by nature. They told how God had visited their souls with His love in Christ Jesus, and with what words and promises they had been refreshed, comforted, and supported against the temptations of the devil.” From these pious women Bunyan learned to despise sin and to hunger for the Savior. Later, while passing into the fields, he recounts, “This sentence fell upon my soul, ‘Thy righteousness is in heaven’…for my righteousness was Jesus Christ Himself, the same yesterday, today, and forever.” Then “his chains fell off,” and he went home rejoicing.
In 1655, Bunyan was baptized by immersion by Pastor John Gifford of Bedford and called to preach the Gospel of Jesus Christ. Bunyan was arrested November 12, 1660, for preaching without the approval of the Anglican Church. He was charged with “teaching men to worship God contrary to the law” and was in jail more than twelve years.
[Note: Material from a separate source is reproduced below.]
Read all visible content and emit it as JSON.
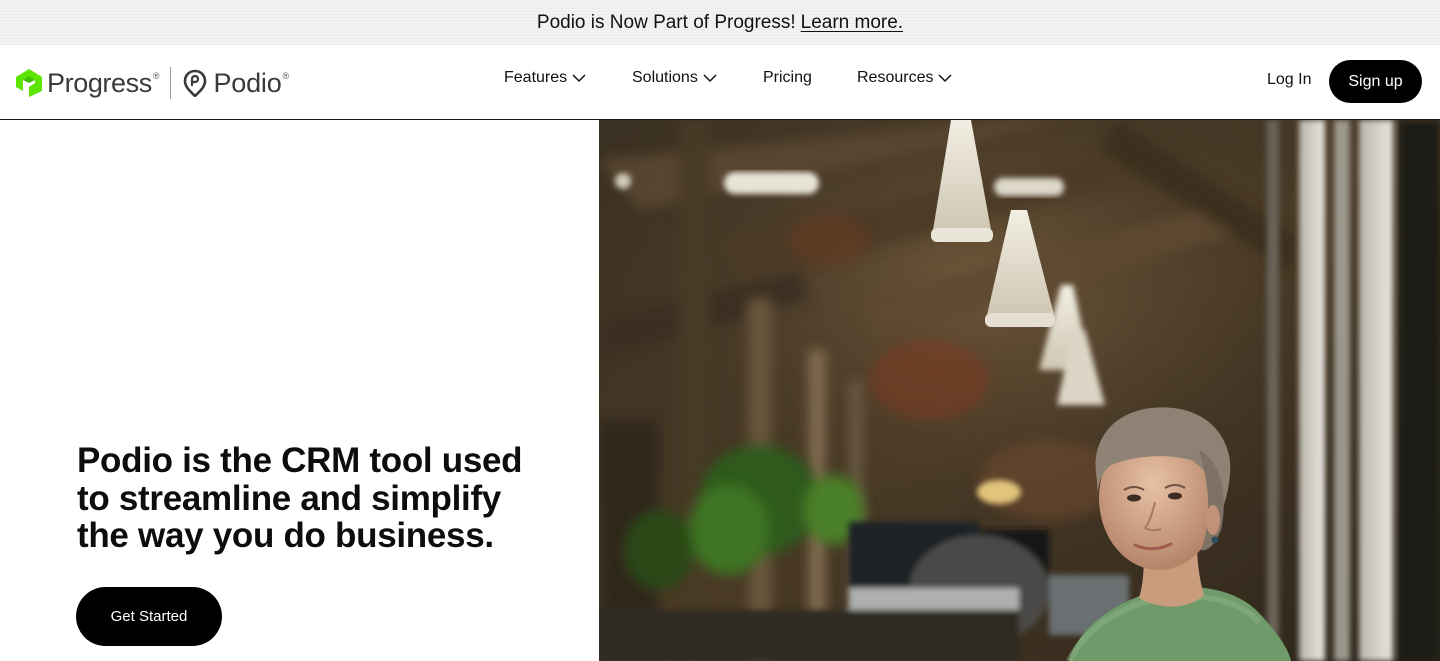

His most well-known work, The Pilgrim’s Progress, was written while in the Bedford jail. During Bunyan’s lifetime there were 100,000 copies circulated in the British isles, besides several editions in North America. It has been continuously in print since its first printing. Bunyan’s remarkable imagery was firmly rooted in the Reformation doctrines of man’s fallen nature, grace, imputation, justification, and the atonement–all of which Bunyan had derived directly from Scripture.
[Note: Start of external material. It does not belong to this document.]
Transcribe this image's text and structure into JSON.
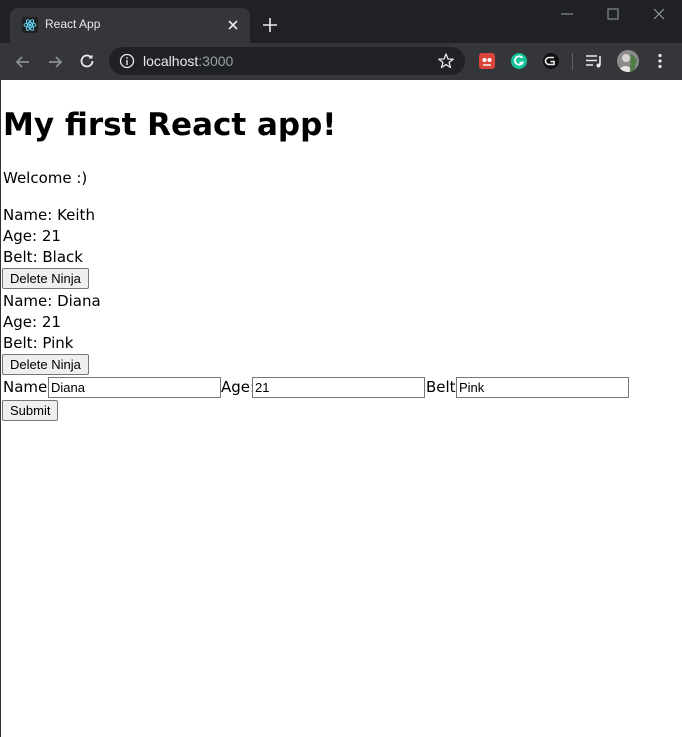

The Collected Works of John Bunyan was carefully edited by George Offor, first published in 1853 and revised in 1862. These files are from the 1862 edition. “Mr. Offor gave himself as enthusiastically to the work of editing his favorite author” as any before him, and “with more complete success…He must always receive grateful mention among the lovers of Bunyan for the immense pains he bestowed upon his work.” — John Brown, 1885.
- A Few Sighs from Hell, or the Groans of a Damned Soul, 1658
- A Discourse Upon the Pharisee and the Publican, 1685
- A Holy Life
- Christ a Complete Saviour (The Intercession of Christ And Who Are Privileged in It), 1692
- Come and Welcome to Jesus Christ, 1678
- Grace Abounding to the Chief of Sinners, 1666
- Light for Them that Sit in Darkness
- Praying with the Spirit and with Understanding too, 1663
- Of Antichrist and His Ruin, 1692
- Reprobation Asserted, 1674
- Saved by Grace, 1675
- Seasonal Counsel or Suffering Saints in the Furnace – Advice to Persecuted Christians in Their Trials & Tribulations, 1684
- Solomon’s Temple Spiritualized
- Some Gospel Truths Opened, 1656
- The Acceptable Sacrifice
- The Desire of the Righteous Granted
- The Doctrine of the Law and Grace Unfolded, 1659
- The Doom and Downfall of the Fruitless Professor (Or The Barren Fig Tree), 1682
- The End of the World, The Resurrection of the Dead and Eternal Judgment, 1665
- The Fear of God – What it is, and what is it is not, 1679
- The Greatness of the Soul and Unspeakableness of its Loss Thereof, 1683
- The Heavenly Footman, 1698
- The Holy City or the New Jerusalem, 1665
- The Holy War – The Losing and Taking Again of the Town of Man-soul (The Holy War Made by Shaddai upon Diabolus, for the Regaining of the World), 1682
- The Life and Death of Mr Badman, 1680
- The Pilgrim’s Progress, 1678
- The Strait Gate, Great Difficulty of Going to Heaven, 1676
- The Saint’s Knowledge of Christ’s Love, or The Unsearchable Riches of Christ, 1692
- The Water of Life or The Richness and Glory of the Gospel, 1688
- The Work of Jesus Christ as an Advocate, 1688
“When at the first I took my pen in hand
Thus for to write, I did not understand
That I at all should make a little book
In such a mode; nay, I had undertook
To make another; which, when almost done,
Before I was aware, I this begun.”